- Activity -
Scanning the entries below, copy every line that contains the word "Individual".

*** Dataset records Section Begins ***

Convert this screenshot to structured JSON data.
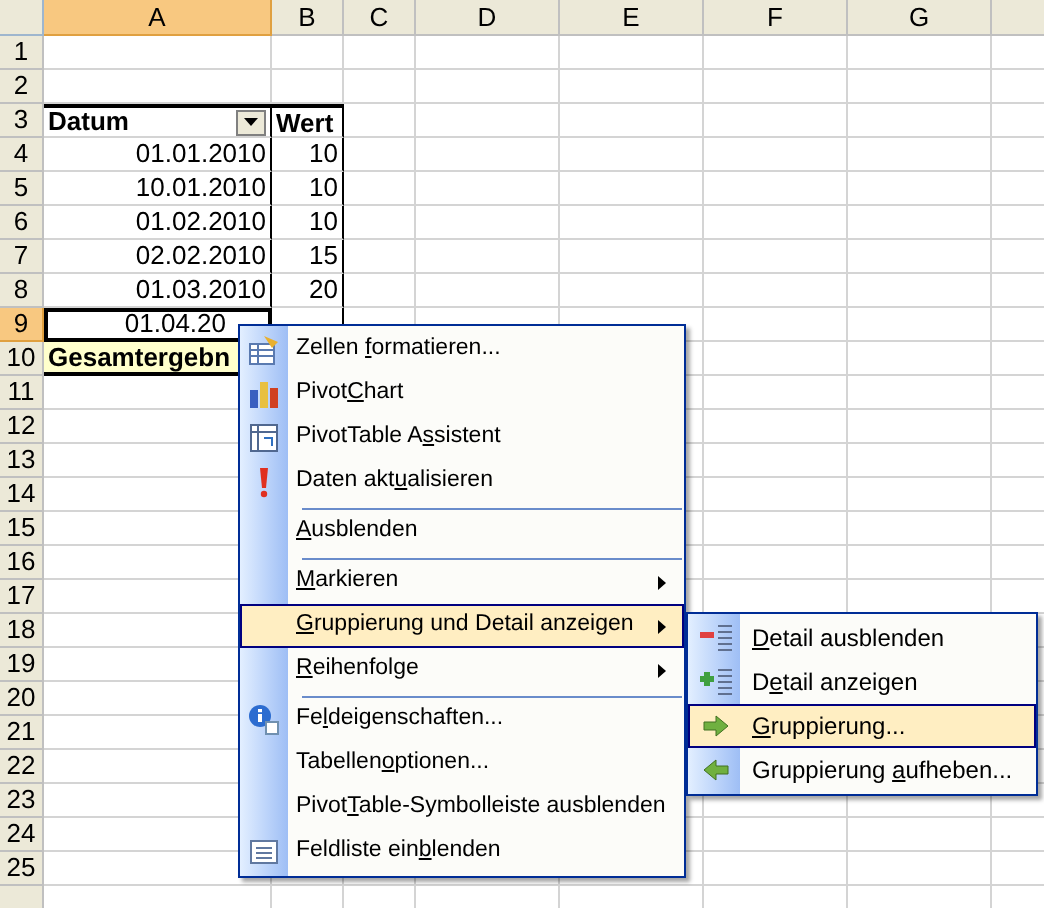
{
  "columns": [
    {
      "label": "A",
      "selected": true
    },
    {
      "label": "B",
      "selected": false
    },
    {
      "label": "C",
      "selected": false
    },
    {
      "label": "D",
      "selected": false
    },
    {
      "label": "E",
      "selected": false
    },
    {
      "label": "F",
      "selected": false
    },
    {
      "label": "G",
      "selected": false
    }
  ],
  "rows": [
    {
      "label": "1",
      "selected": false,
      "kind": "empty",
      "cells": []
    },
    {
      "label": "2",
      "selected": false,
      "kind": "empty",
      "cells": []
    },
    {
      "label": "3",
      "selected": false,
      "kind": "header",
      "cells": [
        "Datum",
        "Wert"
      ]
    },
    {
      "label": "4",
      "selected": false,
      "kind": "data",
      "cells": [
        "01.01.2010",
        "10"
      ]
    },
    {
      "label": "5",
      "selected": false,
      "kind": "data",
      "cells": [
        "10.01.2010",
        "10"
      ]
    },
    {
      "label": "6",
      "selected": false,
      "kind": "data",
      "cells": [
        "01.02.2010",
        "10"
      ]
    },
    {
      "label": "7",
      "selected": false,
      "kind": "data",
      "cells": [
        "02.02.2010",
        "15"
      ]
    },
    {
      "label": "8",
      "selected": false,
      "kind": "data",
      "cells": [
        "01.03.2010",
        "20"
      ]
    },
    {
      "label": "9",
      "selected": true,
      "kind": "covered",
      "cells": [
        "01.04.20"
      ]
    },
    {
      "label": "10",
      "selected": false,
      "kind": "total",
      "cells": [
        "Gesamtergebn"
      ]
    },
    {
      "label": "11",
      "selected": false,
      "kind": "empty",
      "cells": []
    },
    {
      "label": "12",
      "selected": false,
      "kind": "empty",
      "cells": []
    },
    {
      "label": "13",
      "selected": false,
      "kind": "empty",
      "cells": []
    },
    {
      "label": "14",
      "selected": false,
      "kind": "empty",
      "cells": []
    },
    {
      "label": "15",
      "selected": false,
      "kind": "empty",
      "cells": []
    },
    {
      "label": "16",
      "selected": false,
      "kind": "empty",
      "cells": []
    },
    {
      "label": "17",
      "selected": false,
      "kind": "empty",
      "cells": []
    },
    {
      "label": "18",
      "selected": false,
      "kind": "empty",
      "cells": []
    },
    {
      "label": "19",
      "selected": false,
      "kind": "empty",
      "cells": []
    },
    {
      "label": "20",
      "selected": false,
      "kind": "empty",
      "cells": []
    },
    {
      "label": "21",
      "selected": false,
      "kind": "empty",
      "cells": []
    },
    {
      "label": "22",
      "selected": false,
      "kind": "empty",
      "cells": []
    },
    {
      "label": "23",
      "selected": false,
      "kind": "empty",
      "cells": []
    },
    {
      "label": "24",
      "selected": false,
      "kind": "empty",
      "cells": []
    },
    {
      "label": "25",
      "selected": false,
      "kind": "empty",
      "cells": []
    }
  ],
  "context_menu": [
    {
      "kind": "format",
      "pre": "Zellen ",
      "key": "f",
      "post": "ormatieren...",
      "separator_before": false,
      "submenu": false,
      "selected": false
    },
    {
      "kind": "chart",
      "pre": "Pivot",
      "key": "C",
      "post": "hart",
      "separator_before": false,
      "submenu": false,
      "selected": false
    },
    {
      "kind": "wizard",
      "pre": "PivotTable A",
      "key": "s",
      "post": "sistent",
      "separator_before": false,
      "submenu": false,
      "selected": false
    },
    {
      "kind": "refresh",
      "pre": "Daten akt",
      "key": "u",
      "post": "alisieren",
      "separator_before": false,
      "submenu": false,
      "selected": false
    },
    {
      "kind": "plain",
      "key": "A",
      "post": "usblenden",
      "separator_before": true,
      "submenu": false,
      "selected": false
    },
    {
      "kind": "plain",
      "key": "M",
      "post": "arkieren",
      "separator_before": true,
      "submenu": true,
      "selected": false
    },
    {
      "kind": "plain",
      "key": "G",
      "post": "ruppierung und Detail anzeigen",
      "separator_before": false,
      "submenu": true,
      "selected": true
    },
    {
      "kind": "plain",
      "key": "R",
      "post": "eihenfolge",
      "separator_before": false,
      "submenu": true,
      "selected": false
    },
    {
      "kind": "info",
      "pre": "Fe",
      "key": "l",
      "post": "deigenschaften...",
      "separator_before": true,
      "submenu": false,
      "selected": false
    },
    {
      "kind": "plain",
      "pre": "Tabellen",
      "key": "o",
      "post": "ptionen...",
      "separator_before": false,
      "submenu": false,
      "selected": false
    },
    {
      "kind": "plain",
      "pre": "Pivot",
      "key": "T",
      "post": "able-Symbolleiste ausblenden",
      "separator_before": false,
      "submenu": false,
      "selected": false
    },
    {
      "kind": "list",
      "pre": "Feldliste ein",
      "key": "b",
      "post": "lenden",
      "separator_before": false,
      "submenu": false,
      "selected": false
    }
  ],
  "submenu": [
    {
      "kind": "hide",
      "key": "D",
      "post": "etail ausblenden",
      "selected": false
    },
    {
      "kind": "show",
      "pre": "D",
      "key": "e",
      "post": "tail anzeigen",
      "selected": false
    },
    {
      "kind": "group",
      "key": "G",
      "post": "ruppierung...",
      "selected": true
    },
    {
      "kind": "ungroup",
      "pre": "Gruppierung ",
      "key": "a",
      "post": "ufheben...",
      "selected": false
    }
  ]
}
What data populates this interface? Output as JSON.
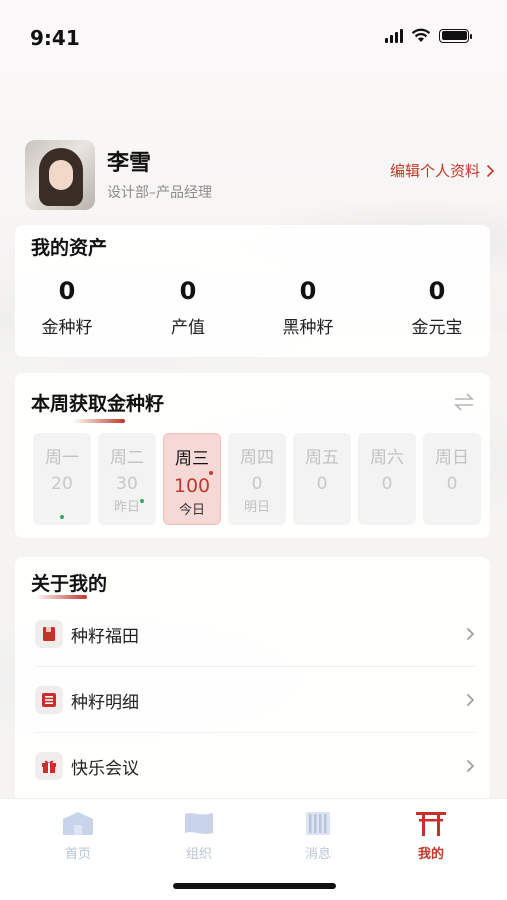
{
  "status": {
    "time": "9:41"
  },
  "profile": {
    "name": "李雪",
    "department": "设计部–产品经理",
    "edit_label": "编辑个人资料"
  },
  "assets": {
    "title": "我的资产",
    "items": [
      {
        "value": "0",
        "label": "金种籽"
      },
      {
        "value": "0",
        "label": "产值"
      },
      {
        "value": "0",
        "label": "黑种籽"
      },
      {
        "value": "0",
        "label": "金元宝"
      }
    ]
  },
  "weekly": {
    "title": "本周获取金种籽",
    "days": [
      {
        "name": "周一",
        "value": "20",
        "sub": ""
      },
      {
        "name": "周二",
        "value": "30",
        "sub": "昨日"
      },
      {
        "name": "周三",
        "value": "100",
        "sub": "今日"
      },
      {
        "name": "周四",
        "value": "0",
        "sub": "明日"
      },
      {
        "name": "周五",
        "value": "0",
        "sub": ""
      },
      {
        "name": "周六",
        "value": "0",
        "sub": ""
      },
      {
        "name": "周日",
        "value": "0",
        "sub": ""
      }
    ]
  },
  "about": {
    "title": "关于我的",
    "items": [
      {
        "label": "种籽福田",
        "icon": "book-icon"
      },
      {
        "label": "种籽明细",
        "icon": "list-icon"
      },
      {
        "label": "快乐会议",
        "icon": "gift-icon"
      }
    ]
  },
  "tabs": [
    {
      "label": "首页",
      "icon": "home-icon",
      "active": false
    },
    {
      "label": "组织",
      "icon": "organization-icon",
      "active": false
    },
    {
      "label": "消息",
      "icon": "message-icon",
      "active": false
    },
    {
      "label": "我的",
      "icon": "torii-gate-icon",
      "active": true
    }
  ],
  "colors": {
    "accent": "#c0392b",
    "today_bg": "#f6d9d6",
    "inactive_tab": "#b9c4da",
    "dot_green": "#2fae5a",
    "dot_red": "#d0342c"
  }
}
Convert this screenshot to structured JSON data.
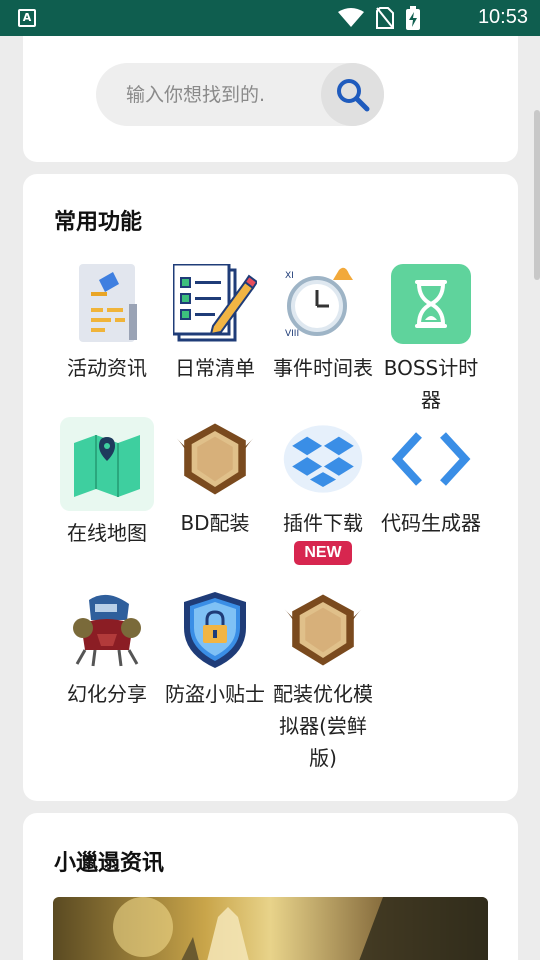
{
  "status_bar": {
    "app_indicator": "A",
    "time": "10:53",
    "icons": [
      "wifi-icon",
      "no-sim-icon",
      "battery-charging-icon"
    ]
  },
  "search": {
    "placeholder": "输入你想找到的.",
    "button_icon": "search-icon"
  },
  "functions": {
    "title": "常用功能",
    "items": [
      {
        "label": "活动资讯",
        "icon": "activity-news-icon"
      },
      {
        "label": "日常清单",
        "icon": "checklist-icon"
      },
      {
        "label": "事件时间表",
        "icon": "alarm-clock-icon"
      },
      {
        "label": "BOSS计时器",
        "icon": "hourglass-icon"
      },
      {
        "label": "在线地图",
        "icon": "map-icon"
      },
      {
        "label": "BD配装",
        "icon": "hex-emblem-icon"
      },
      {
        "label": "插件下载",
        "icon": "dropbox-icon",
        "badge": "NEW"
      },
      {
        "label": "代码生成器",
        "icon": "code-brackets-icon"
      },
      {
        "label": "幻化分享",
        "icon": "transmog-character-icon"
      },
      {
        "label": "防盗小贴士",
        "icon": "security-shield-icon"
      },
      {
        "label": "配装优化模拟器(尝鲜版)",
        "icon": "hex-emblem-icon"
      }
    ]
  },
  "news": {
    "title": "小邋遢资讯"
  },
  "colors": {
    "status_bar": "#0f5e4f",
    "search_icon": "#1f5bbd",
    "badge": "#d7264f",
    "hourglass_bg": "#5fd39c",
    "map_bg": "#3ecf9f",
    "code_blue": "#3a8ee6"
  }
}
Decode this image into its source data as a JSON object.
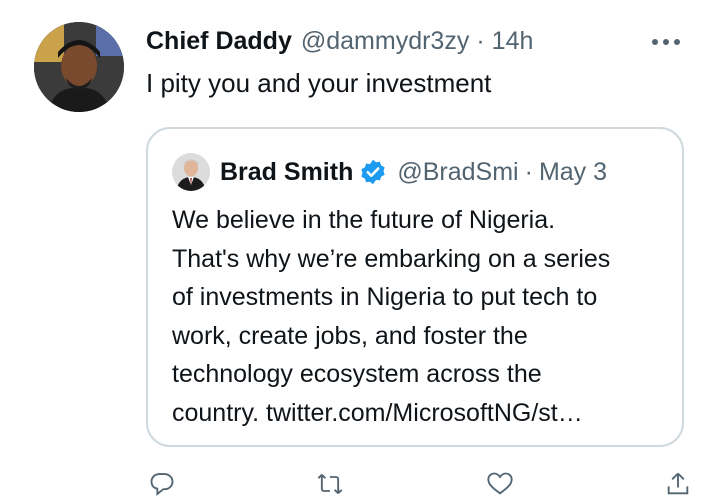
{
  "tweet": {
    "author_name": "Chief Daddy",
    "author_handle": "@dammydr3zy",
    "separator": "·",
    "time": "14h",
    "text": "I pity you and your investment"
  },
  "quoted_tweet": {
    "author_name": "Brad Smith",
    "author_handle": "@BradSmi",
    "separator": "·",
    "date": "May 3",
    "text_lines": [
      "We believe in the future of Nigeria.",
      "That's why we’re embarking on a series",
      "of investments in Nigeria to put tech to",
      "work, create jobs, and foster the",
      "technology ecosystem across the",
      "country. twitter.com/MicrosoftNG/st…"
    ]
  },
  "icons": {
    "more": "more-horizontal-icon",
    "verified": "verified-badge-icon",
    "actions": [
      "reply-icon",
      "retweet-icon",
      "like-icon",
      "share-icon"
    ]
  },
  "colors": {
    "primary_text": "#0f1419",
    "secondary_text": "#536471",
    "border": "#cfd9de",
    "verified_blue": "#1d9bf0"
  }
}
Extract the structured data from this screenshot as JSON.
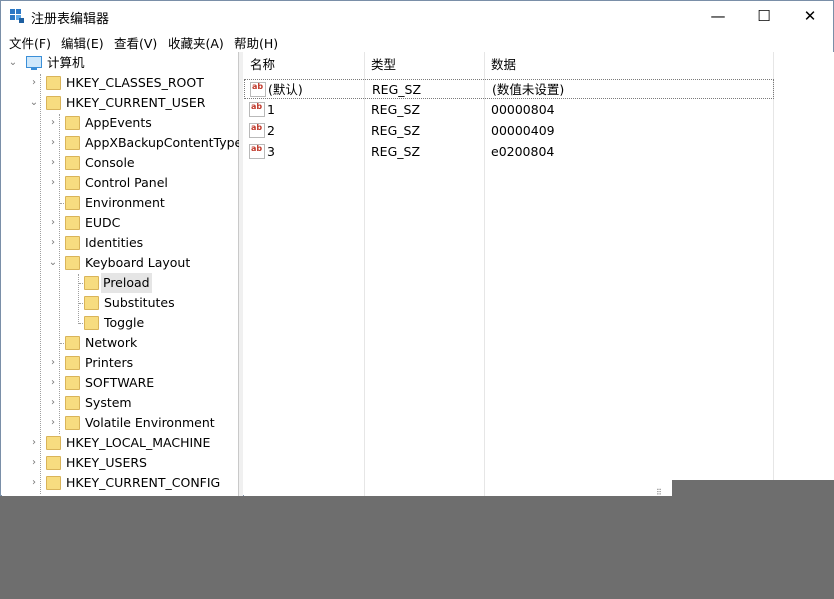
{
  "window": {
    "title": "注册表编辑器",
    "controls": {
      "minimize": "—",
      "maximize": "☐",
      "close": "✕"
    }
  },
  "menu": [
    "文件(F)",
    "编辑(E)",
    "查看(V)",
    "收藏夹(A)",
    "帮助(H)"
  ],
  "tree": {
    "root": "计算机",
    "hkcr": "HKEY_CLASSES_ROOT",
    "hkcu": "HKEY_CURRENT_USER",
    "hkcu_children": [
      "AppEvents",
      "AppXBackupContentType",
      "Console",
      "Control Panel",
      "Environment",
      "EUDC",
      "Identities",
      "Keyboard Layout"
    ],
    "kl_children": [
      "Preload",
      "Substitutes",
      "Toggle"
    ],
    "hkcu_more": [
      "Network",
      "Printers",
      "SOFTWARE",
      "System",
      "Volatile Environment"
    ],
    "hklm": "HKEY_LOCAL_MACHINE",
    "hku": "HKEY_USERS",
    "hkcc": "HKEY_CURRENT_CONFIG"
  },
  "list": {
    "columns": [
      "名称",
      "类型",
      "数据"
    ],
    "rows": [
      {
        "name": "(默认)",
        "type": "REG_SZ",
        "data": "(数值未设置)"
      },
      {
        "name": "1",
        "type": "REG_SZ",
        "data": "00000804"
      },
      {
        "name": "2",
        "type": "REG_SZ",
        "data": "00000409"
      },
      {
        "name": "3",
        "type": "REG_SZ",
        "data": "e0200804"
      }
    ],
    "value_icon": "ab"
  },
  "colors": {
    "folder": "#f7dc80",
    "selection": "#e5e5e5",
    "desktop": "#6e6e6e"
  }
}
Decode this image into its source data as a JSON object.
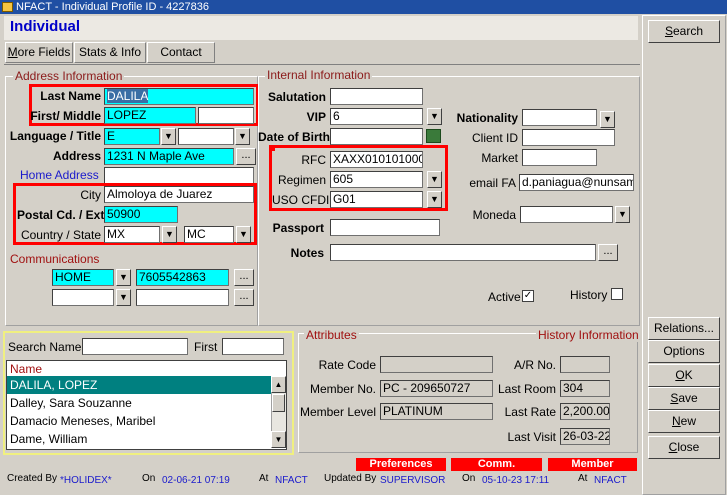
{
  "window": {
    "title": "NFACT - Individual Profile ID - 4227836"
  },
  "page": {
    "title": "Individual"
  },
  "tabs": [
    {
      "label": "More Fields"
    },
    {
      "label": "Stats & Info"
    },
    {
      "label": "Contact"
    }
  ],
  "address": {
    "section": "Address Information",
    "last_name_label": "Last Name",
    "last_name": "DALILA",
    "first_middle_label": "First/ Middle",
    "first_name": "LOPEZ",
    "middle_name": "",
    "language_title_label": "Language / Title",
    "language": "E",
    "title": "",
    "address_label": "Address",
    "address": "1231 N Maple Ave",
    "home_address_label": "Home Address",
    "home_address": "",
    "city_label": "City",
    "city": "Almoloya de Juarez",
    "postal_label": "Postal Cd. / Ext.",
    "postal_code": "50900",
    "country_state_label": "Country / State",
    "country": "MX",
    "state": "MC"
  },
  "communications": {
    "section": "Communications",
    "type1": "HOME",
    "value1": "7605542863",
    "type2": "",
    "value2": ""
  },
  "internal": {
    "section": "Internal Information",
    "salutation_label": "Salutation",
    "salutation": "",
    "vip_label": "VIP",
    "vip": "6",
    "dob_label": "Date of Birth",
    "dob": "",
    "rfc_label": "RFC",
    "rfc": "XAXX010101000",
    "regimen_label": "Regimen",
    "regimen": "605",
    "uso_cfdi_label": "USO CFDI",
    "uso_cfdi": "G01",
    "passport_label": "Passport",
    "passport": "",
    "notes_label": "Notes",
    "notes": "",
    "nationality_label": "Nationality",
    "nationality": "",
    "client_id_label": "Client ID",
    "client_id": "",
    "market_label": "Market",
    "market": "",
    "email_label": "email FA",
    "email": "d.paniagua@nunsam",
    "moneda_label": "Moneda",
    "moneda": "",
    "active_label": "Active",
    "active_mark": "✓",
    "history_label": "History"
  },
  "search": {
    "name_label": "Search Name",
    "name_value": "",
    "first_label": "First",
    "first_value": "",
    "column_header": "Name",
    "results": [
      "DALILA, LOPEZ",
      "Dalley, Sara Souzanne",
      "Damacio Meneses, Maribel",
      "Dame, William"
    ]
  },
  "attributes": {
    "title": "Attributes",
    "history_title": "History Information",
    "rate_code_label": "Rate Code",
    "rate_code": "",
    "member_no_label": "Member No.",
    "member_no": "PC - 209650727",
    "member_level_label": "Member Level",
    "member_level": "PLATINUM",
    "ar_no_label": "A/R No.",
    "ar_no": "",
    "last_room_label": "Last Room",
    "last_room": "304",
    "last_rate_label": "Last Rate",
    "last_rate": "2,200.00",
    "last_visit_label": "Last Visit",
    "last_visit": "26-03-22"
  },
  "side_buttons": {
    "search": "Search",
    "relations": "Relations...",
    "options": "Options",
    "ok": "OK",
    "save": "Save",
    "new": "New",
    "close": "Close"
  },
  "flags": {
    "preferences": "Preferences",
    "comm": "Comm.",
    "member": "Member"
  },
  "footer": {
    "created_by_label": "Created By",
    "created_by": "*HOLIDEX*",
    "on_label": "On",
    "created_on": "02-06-21 07:19",
    "at_label": "At",
    "created_at": "NFACT",
    "updated_by_label": "Updated By",
    "updated_by": "SUPERVISOR",
    "updated_on": "05-10-23 17:11",
    "updated_at": "NFACT"
  },
  "colors": {
    "title_blue": "#1f4fa3",
    "highlight_cyan": "#00ffff",
    "callout_red": "#ff0000",
    "selected_row": "#008080"
  }
}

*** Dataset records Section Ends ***

- Answer space -
    "title": "NFACT - Individual Profile ID - 4227836"
    "title": "Individual"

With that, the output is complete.